### Task goal
Beneath this task are records; tally the lines in them that contain "screenshot" and report only the number.

### Source material
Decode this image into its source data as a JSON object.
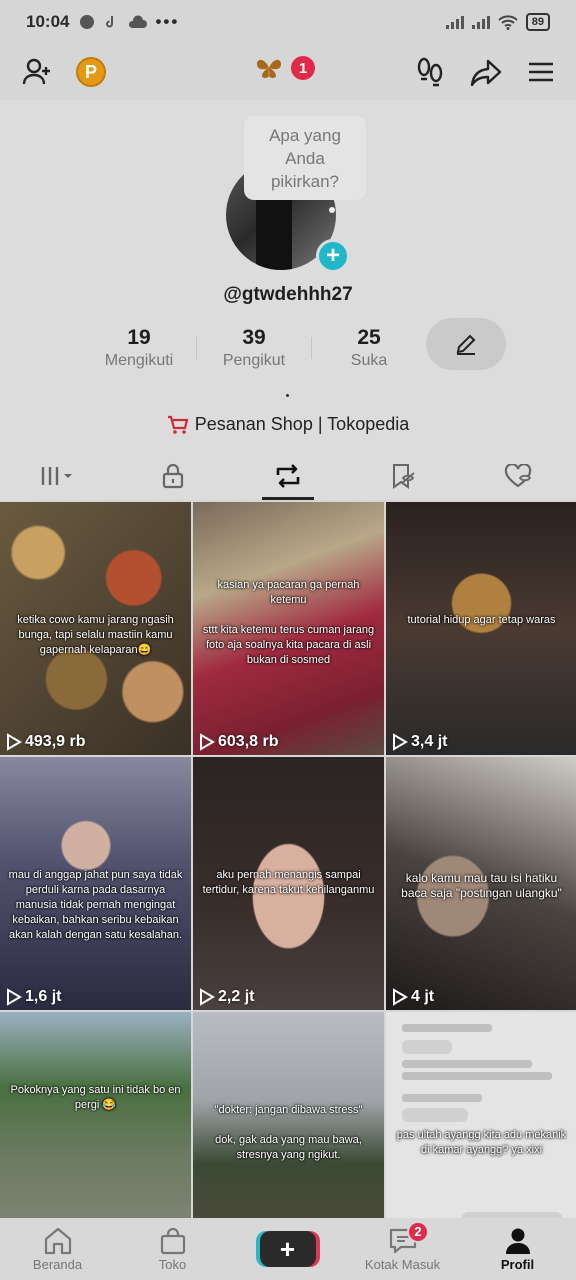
{
  "status_bar": {
    "time": "10:04",
    "battery": "89"
  },
  "topbar": {
    "coin_letter": "P",
    "notification_count": "1"
  },
  "profile": {
    "bubble_text": "Apa yang Anda pikirkan?",
    "username": "@gtwdehhh27",
    "stats": [
      {
        "value": "19",
        "label": "Mengikuti"
      },
      {
        "value": "39",
        "label": "Pengikut"
      },
      {
        "value": "25",
        "label": "Suka"
      }
    ],
    "shop_link": "Pesanan Shop | Tokopedia"
  },
  "tabs": [
    "videos",
    "private",
    "reposts",
    "favorites",
    "liked"
  ],
  "active_tab": "reposts",
  "videos": [
    {
      "caption": "ketika cowo kamu jarang ngasih bunga, tapi selalu mastiin kamu gapernah kelaparan😄",
      "views": "493,9 rb"
    },
    {
      "caption": "kasian ya pacaran ga pernah ketemu\n\nsttt kita ketemu terus cuman jarang foto aja soalnya kita pacara di asli bukan di sosmed",
      "views": "603,8 rb"
    },
    {
      "caption": "tutorial hidup agar tetap waras",
      "views": "3,4 jt"
    },
    {
      "caption": "mau di anggap jahat pun saya tidak perduli karna pada dasarnya manusia tidak pernah mengingat kebaikan, bahkan seribu kebaikan akan kalah dengan satu kesalahan.",
      "views": "1,6 jt"
    },
    {
      "caption": "aku pernah menangis sampai tertidur, karena takut kehilanganmu",
      "views": "2,2 jt"
    },
    {
      "caption": "kalo kamu mau tau isi hatiku baca saja \"postingan ulangku\"",
      "views": "4 jt"
    },
    {
      "caption": "Pokoknya yang satu ini tidak bo en pergi 😂",
      "views": ""
    },
    {
      "caption": "\"dokter: jangan dibawa stress\"\n\ndok, gak ada yang mau bawa, stresnya yang ngikut.",
      "views": ""
    },
    {
      "caption": "pas ultah ayangg kita adu mekanik di kamar ayangg? ya xixi",
      "views": ""
    }
  ],
  "bottom_nav": [
    {
      "label": "Beranda"
    },
    {
      "label": "Toko"
    },
    {
      "label": ""
    },
    {
      "label": "Kotak Masuk",
      "badge": "2"
    },
    {
      "label": "Profil"
    }
  ]
}
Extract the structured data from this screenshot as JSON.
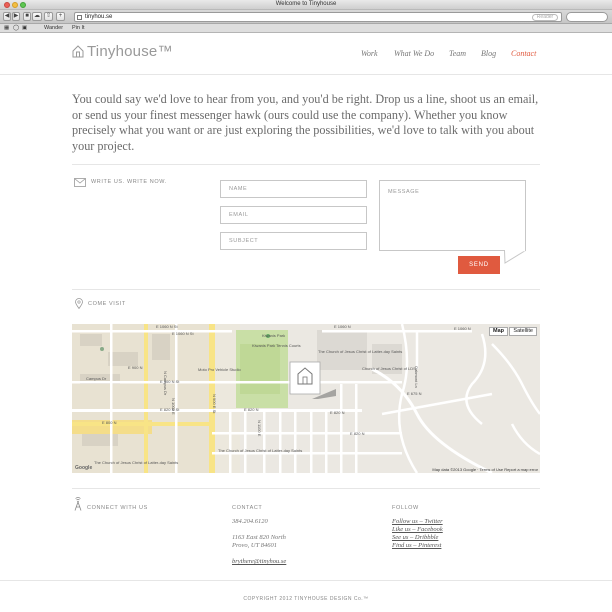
{
  "browser": {
    "window_title": "Welcome to Tinyhouse",
    "address": "tinyhou.se",
    "reader_label": "Reader",
    "bookmarks": [
      "Wander",
      "Pin It"
    ]
  },
  "site": {
    "logo_text": "Tinyhouse™",
    "nav": [
      "Work",
      "What We Do",
      "Team",
      "Blog",
      "Contact"
    ],
    "active_nav": "Contact"
  },
  "intro": "You could say we'd love to hear from you, and you'd be right. Drop us a line, shoot us an email, or send us your finest messenger hawk (ours could use the company). Whether you know precisely what you want or are just exploring the possibilities, we'd love to talk with you about your project.",
  "contact_form": {
    "section_label": "WRITE US. WRITE NOW.",
    "name_placeholder": "NAME",
    "email_placeholder": "EMAIL",
    "subject_placeholder": "SUBJECT",
    "message_placeholder": "MESSAGE",
    "send_label": "SEND"
  },
  "visit": {
    "section_label": "COME VISIT"
  },
  "map": {
    "map_button": "Map",
    "satellite_button": "Satellite",
    "attribution": "Map data ©2013 Google · Terms of Use   Report a map error",
    "logo": "Google",
    "labels": [
      "E 1060 N St",
      "E 1060 N St",
      "E 1060 N",
      "E 1060 N",
      "Kiwanis Park",
      "Kiwanis Park Tennis Courts",
      "The Church of Jesus Christ of Latter-day Saints",
      "N Campus Dr",
      "E 900 N",
      "E 900 N St",
      "Moto Pro Vehicle Studio",
      "Campus Dr",
      "E 820 N St",
      "E 820 N",
      "E 820 N",
      "E 800 N",
      "N 1000 E",
      "N 900 E St",
      "N 1100 E",
      "Church of Jesus Christ of LDS",
      "Oakmont Ln",
      "E 675 N",
      "The Church of Jesus Christ of Latter-day Saints",
      "The Church of Jesus Christ of Latter-day Saints",
      "E 820 N"
    ]
  },
  "footer": {
    "connect_label": "CONNECT WITH US",
    "contact_head": "CONTACT",
    "phone": "384.204.6120",
    "address_line1": "1163 East 820 North",
    "address_line2": "Provo, UT 84601",
    "email": "brythere@tinyhou.se",
    "follow_head": "FOLLOW",
    "follow_links": [
      "Follow us – Twitter",
      "Like us – Facebook",
      "See us – Dribbble",
      "Find us – Pinterest"
    ],
    "copyright": "COPYRIGHT 2012   TINYHOUSE DESIGN Co.™"
  },
  "colors": {
    "accent": "#e05a3f",
    "park": "#c9dfa6",
    "major_road": "#f8e486"
  }
}
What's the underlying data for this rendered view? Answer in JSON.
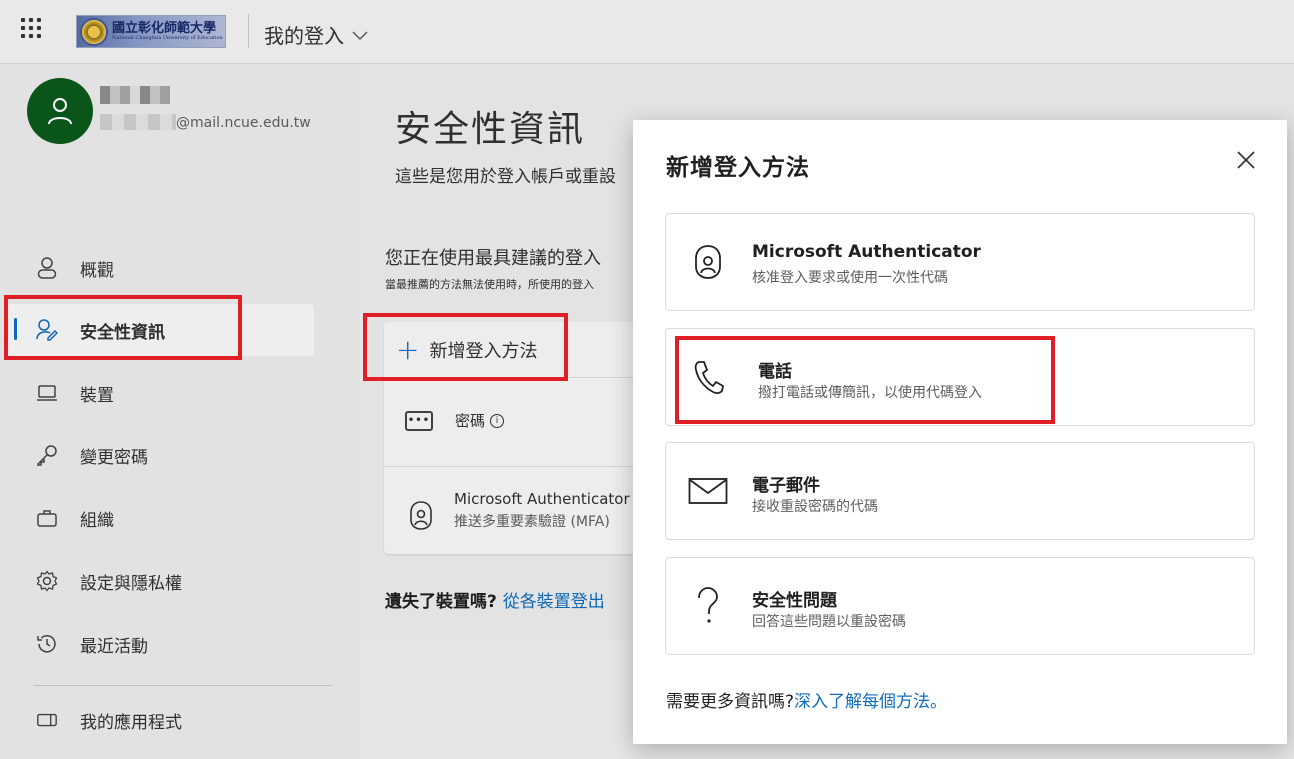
{
  "header": {
    "app_title": "我的登入",
    "logo_text": "國立彰化師範大學",
    "logo_subtext": "National Changhua University of Education"
  },
  "sidebar": {
    "user_email": "@mail.ncue.edu.tw",
    "items": [
      {
        "label": "概觀",
        "icon": "person-icon"
      },
      {
        "label": "安全性資訊",
        "icon": "security-info-icon",
        "active": true
      },
      {
        "label": "裝置",
        "icon": "laptop-icon"
      },
      {
        "label": "變更密碼",
        "icon": "key-icon"
      },
      {
        "label": "組織",
        "icon": "briefcase-icon"
      },
      {
        "label": "設定與隱私權",
        "icon": "gear-icon"
      },
      {
        "label": "最近活動",
        "icon": "history-icon"
      },
      {
        "label": "我的應用程式",
        "icon": "apps-icon"
      }
    ]
  },
  "main": {
    "title": "安全性資訊",
    "description": "這些是您用於登入帳戶或重設",
    "default_method_line": "您正在使用最具建議的登入",
    "default_method_sub": "當最推薦的方法無法使用時，所使用的登入",
    "add_method_label": "新增登入方法",
    "methods": [
      {
        "name": "密碼",
        "detail": ""
      },
      {
        "name": "Microsoft Authenticator",
        "detail": "推送多重要素驗證 (MFA)"
      }
    ],
    "lost_device_question": "遺失了裝置嗎?",
    "lost_device_link": "從各裝置登出"
  },
  "dialog": {
    "title": "新增登入方法",
    "options": [
      {
        "title": "Microsoft Authenticator",
        "subtitle": "核准登入要求或使用一次性代碼",
        "icon": "authenticator-icon"
      },
      {
        "title": "電話",
        "subtitle": "撥打電話或傳簡訊，以使用代碼登入",
        "icon": "phone-icon"
      },
      {
        "title": "電子郵件",
        "subtitle": "接收重設密碼的代碼",
        "icon": "mail-icon"
      },
      {
        "title": "安全性問題",
        "subtitle": "回答這些問題以重設密碼",
        "icon": "question-icon"
      }
    ],
    "footer_text": "需要更多資訊嗎?",
    "footer_link": "深入了解每個方法。"
  },
  "colors": {
    "accent": "#0f6cbd",
    "highlight": "#e01e25",
    "avatar": "#0b5a1c"
  }
}
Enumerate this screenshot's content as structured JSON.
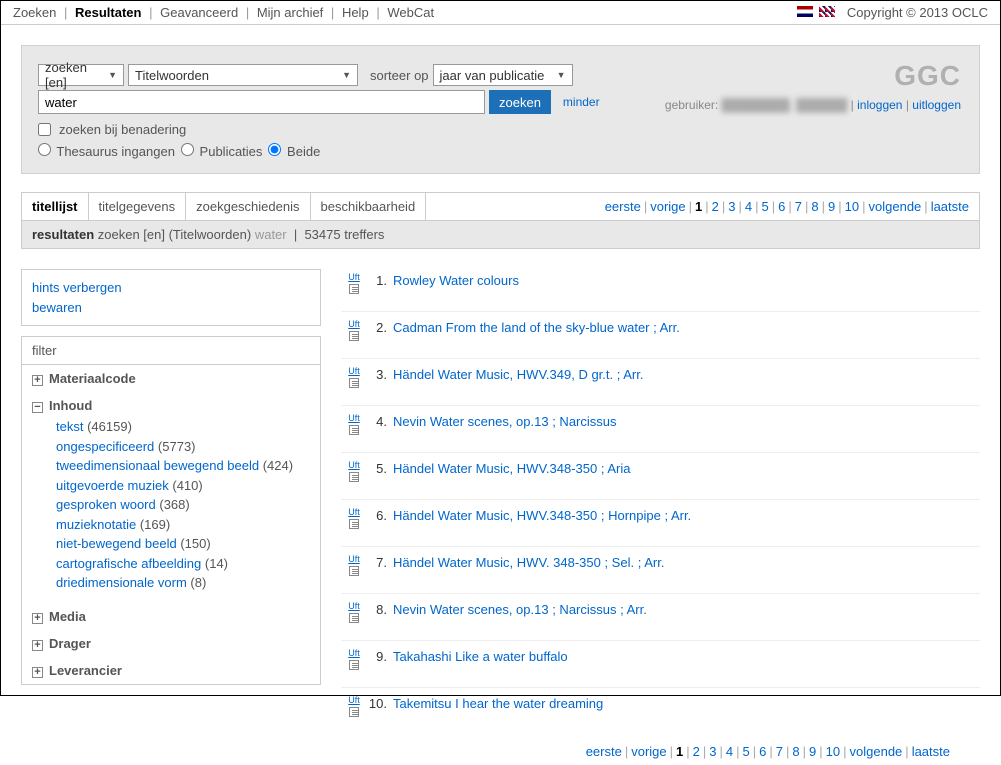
{
  "topnav": {
    "items": [
      "Zoeken",
      "Resultaten",
      "Geavanceerd",
      "Mijn archief",
      "Help",
      "WebCat"
    ],
    "active": 1,
    "copyright": "Copyright © 2013 OCLC"
  },
  "search": {
    "mode_dd": "zoeken [en]",
    "field_dd": "Titelwoorden",
    "sort_label": "sorteer op",
    "sort_dd": "jaar van publicatie",
    "query": "water",
    "button": "zoeken",
    "minder": "minder",
    "logo": "GGC",
    "approx_label": "zoeken bij benadering",
    "thesaurus": "Thesaurus ingangen",
    "publicaties": "Publicaties",
    "beide": "Beide",
    "user_label": "gebruiker:",
    "user_blur": "████████, ██████",
    "inloggen": "inloggen",
    "uitloggen": "uitloggen"
  },
  "tabs": {
    "items": [
      "titellijst",
      "titelgegevens",
      "zoekgeschiedenis",
      "beschikbaarheid"
    ],
    "active": 0
  },
  "pager": {
    "first": "eerste",
    "prev": "vorige",
    "pages": [
      "1",
      "2",
      "3",
      "4",
      "5",
      "6",
      "7",
      "8",
      "9",
      "10"
    ],
    "current": "1",
    "next": "volgende",
    "last": "laatste"
  },
  "summary": {
    "label": "resultaten",
    "scope": "zoeken [en] (Titelwoorden)",
    "query": "water",
    "hits": "53475 treffers"
  },
  "links": {
    "hide": "hints verbergen",
    "save": "bewaren"
  },
  "filter": {
    "header": "filter",
    "facets": [
      {
        "name": "Materiaalcode",
        "open": false
      },
      {
        "name": "Inhoud",
        "open": true,
        "values": [
          {
            "label": "tekst",
            "count": "(46159)"
          },
          {
            "label": "ongespecificeerd",
            "count": "(5773)"
          },
          {
            "label": "tweedimensionaal bewegend beeld",
            "count": "(424)"
          },
          {
            "label": "uitgevoerde muziek",
            "count": "(410)"
          },
          {
            "label": "gesproken woord",
            "count": "(368)"
          },
          {
            "label": "muzieknotatie",
            "count": "(169)"
          },
          {
            "label": "niet-bewegend beeld",
            "count": "(150)"
          },
          {
            "label": "cartografische afbeelding",
            "count": "(14)"
          },
          {
            "label": "driedimensionale vorm",
            "count": "(8)"
          }
        ]
      },
      {
        "name": "Media",
        "open": false
      },
      {
        "name": "Drager",
        "open": false
      },
      {
        "name": "Leverancier",
        "open": false
      }
    ],
    "uft": "Uft"
  },
  "results": [
    {
      "n": "1.",
      "title": "Rowley Water colours"
    },
    {
      "n": "2.",
      "title": "Cadman From the land of the sky-blue water ; Arr."
    },
    {
      "n": "3.",
      "title": "Händel Water Music, HWV.349, D gr.t. ; Arr."
    },
    {
      "n": "4.",
      "title": "Nevin Water scenes, op.13 ; Narcissus"
    },
    {
      "n": "5.",
      "title": "Händel Water Music, HWV.348-350 ; Aria"
    },
    {
      "n": "6.",
      "title": "Händel Water Music, HWV.348-350 ; Hornpipe ; Arr."
    },
    {
      "n": "7.",
      "title": "Händel Water Music, HWV. 348-350 ; Sel. ; Arr."
    },
    {
      "n": "8.",
      "title": "Nevin Water scenes, op.13 ; Narcissus ; Arr."
    },
    {
      "n": "9.",
      "title": "Takahashi Like a water buffalo"
    },
    {
      "n": "10.",
      "title": "Takemitsu I hear the water dreaming"
    }
  ]
}
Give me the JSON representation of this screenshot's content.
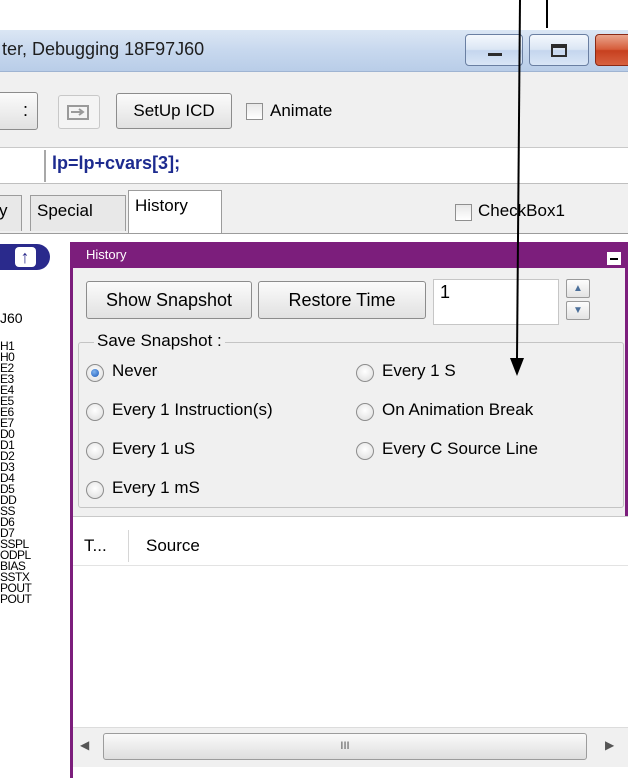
{
  "window": {
    "title": "ter, Debugging 18F97J60"
  },
  "toolbar": {
    "left_button_fragment": ":",
    "setup_label": "SetUp ICD",
    "animate_label": "Animate"
  },
  "source": {
    "code": "lp=lp+cvars[3];"
  },
  "tabs": [
    {
      "label": "y"
    },
    {
      "label": "Special"
    },
    {
      "label": "History"
    }
  ],
  "checkbox1_label": "CheckBox1",
  "left": {
    "arrow_glyph": "↑",
    "label60": "J60",
    "registers": [
      "H1",
      "H0",
      "E2",
      "E3",
      "E4",
      "E5",
      "E6",
      "E7",
      "D0",
      "D1",
      "D2",
      "D3",
      "D4",
      "D5",
      "DD",
      "SS",
      "D6",
      "D7",
      "SSPL",
      "ODPL",
      "BIAS",
      "SSTX",
      "POUT",
      "POUT"
    ]
  },
  "panel": {
    "title": "History",
    "show_snapshot": "Show Snapshot",
    "restore_time": "Restore Time",
    "input_value": "1",
    "group_label": "Save Snapshot :",
    "options": [
      {
        "label": "Never",
        "checked": true
      },
      {
        "label": "Every 1 Instruction(s)",
        "checked": false
      },
      {
        "label": "Every 1 uS",
        "checked": false
      },
      {
        "label": "Every 1 mS",
        "checked": false
      },
      {
        "label": "Every 1 S",
        "checked": false
      },
      {
        "label": "On Animation Break",
        "checked": false
      },
      {
        "label": "Every C Source Line",
        "checked": false
      }
    ],
    "columns": [
      "T...",
      "Source"
    ],
    "scroll_thumb_glyph": "III"
  },
  "colors": {
    "panel_border": "#7c1e7c",
    "source_code": "#1d2b8f",
    "arrow_badge": "#2a2a8c"
  }
}
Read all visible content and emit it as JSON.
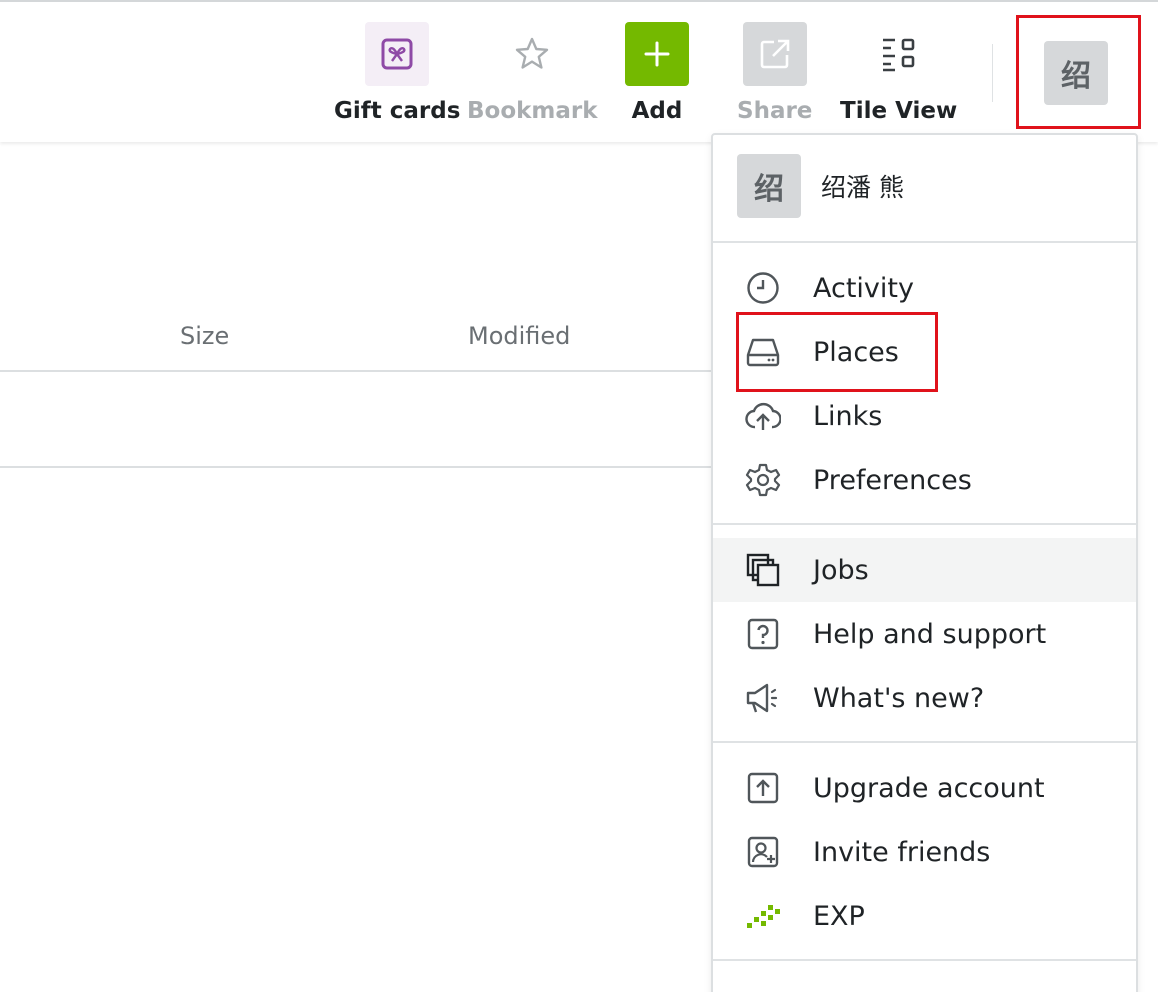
{
  "toolbar": {
    "gift_cards_label": "Gift cards",
    "bookmark_label": "Bookmark",
    "add_label": "Add",
    "share_label": "Share",
    "tile_view_label": "Tile View",
    "avatar_initial": "绍"
  },
  "file_list": {
    "columns": {
      "size": "Size",
      "modified": "Modified"
    }
  },
  "account_menu": {
    "user": {
      "initial": "绍",
      "name": "绍潘 熊"
    },
    "items": [
      {
        "label": "Activity",
        "icon": "clock-icon"
      },
      {
        "label": "Places",
        "icon": "drive-icon"
      },
      {
        "label": "Links",
        "icon": "cloud-upload-icon"
      },
      {
        "label": "Preferences",
        "icon": "gear-icon"
      },
      {
        "label": "Jobs",
        "icon": "stacked-squares-icon"
      },
      {
        "label": "Help and support",
        "icon": "question-icon"
      },
      {
        "label": "What's new?",
        "icon": "megaphone-icon"
      },
      {
        "label": "Upgrade account",
        "icon": "upgrade-icon"
      },
      {
        "label": "Invite friends",
        "icon": "invite-icon"
      },
      {
        "label": "EXP",
        "icon": "exp-icon"
      }
    ]
  },
  "colors": {
    "add_green": "#74b900",
    "gift_purple": "#8e4aa6",
    "highlight_red": "#e0121b"
  }
}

### Your solution
3